  • Michael Smolens

    Bob – as always, profound & insightful comments. I was lucky to be able to watch all the matches to which you referred. Not sure if you got the chance to see the Azarenka-Kerber battle, which was the 3rd amazing match I saw in 18 hours. Both women were hitting with carefree abandon and the winners off both sides from both of them were wonderful. What was totally shoshin was Vika’s post match interview – which I highly recommend you see if at all possible – says it all minutes after she won.

  • sharon moskowitz

    As always, You are right on target!
    Your insight into the players adds to the
    excitement and magic of the game of tennis!
    Thanks! Sharon

  • Ed Schroback

    Great, great writing Bob, some of your best..For those of us who love tennis the US OPEN is such a special time. But I know you have been there for it’s 2 locations in Queens from the early 70’s; and your knowledge and passion come thru in your stories..Would love to hear some stories of some early day memories there!

  • Theo Mandel

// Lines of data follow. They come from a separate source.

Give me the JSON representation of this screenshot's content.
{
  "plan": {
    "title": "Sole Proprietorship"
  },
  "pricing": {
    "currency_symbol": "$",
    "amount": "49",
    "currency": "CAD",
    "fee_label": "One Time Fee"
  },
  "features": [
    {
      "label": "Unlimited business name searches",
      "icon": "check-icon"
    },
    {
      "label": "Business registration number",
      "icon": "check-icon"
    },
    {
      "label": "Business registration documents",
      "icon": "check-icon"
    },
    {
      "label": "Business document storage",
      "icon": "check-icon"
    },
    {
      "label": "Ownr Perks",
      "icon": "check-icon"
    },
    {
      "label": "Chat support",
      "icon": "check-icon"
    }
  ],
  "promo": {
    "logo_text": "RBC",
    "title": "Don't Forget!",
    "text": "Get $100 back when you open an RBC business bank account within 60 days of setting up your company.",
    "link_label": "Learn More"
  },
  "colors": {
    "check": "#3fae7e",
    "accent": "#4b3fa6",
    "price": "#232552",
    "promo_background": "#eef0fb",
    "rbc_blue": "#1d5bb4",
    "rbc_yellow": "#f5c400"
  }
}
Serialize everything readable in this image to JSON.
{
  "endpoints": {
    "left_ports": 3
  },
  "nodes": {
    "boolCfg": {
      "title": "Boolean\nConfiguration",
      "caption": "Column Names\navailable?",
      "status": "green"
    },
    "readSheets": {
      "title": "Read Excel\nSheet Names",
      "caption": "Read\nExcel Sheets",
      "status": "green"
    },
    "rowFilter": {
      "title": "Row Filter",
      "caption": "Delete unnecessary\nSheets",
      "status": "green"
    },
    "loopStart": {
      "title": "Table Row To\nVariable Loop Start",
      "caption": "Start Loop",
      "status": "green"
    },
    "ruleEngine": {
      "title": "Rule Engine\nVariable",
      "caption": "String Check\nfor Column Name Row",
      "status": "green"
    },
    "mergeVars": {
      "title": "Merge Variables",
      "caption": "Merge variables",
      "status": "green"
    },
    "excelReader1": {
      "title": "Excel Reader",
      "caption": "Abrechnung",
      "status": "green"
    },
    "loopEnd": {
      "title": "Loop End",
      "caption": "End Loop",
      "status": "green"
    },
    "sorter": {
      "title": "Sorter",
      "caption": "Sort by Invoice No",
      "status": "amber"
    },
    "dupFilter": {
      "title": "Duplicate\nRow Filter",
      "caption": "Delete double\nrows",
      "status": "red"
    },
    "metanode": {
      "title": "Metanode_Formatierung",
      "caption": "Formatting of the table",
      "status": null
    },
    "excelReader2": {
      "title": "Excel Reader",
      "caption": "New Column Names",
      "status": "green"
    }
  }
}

    Great, thoughtful insights, Bob! I agree that watching Federer play a match is a transcendental experience. It will be a sad day in tennis history when he stops playing professional tennis.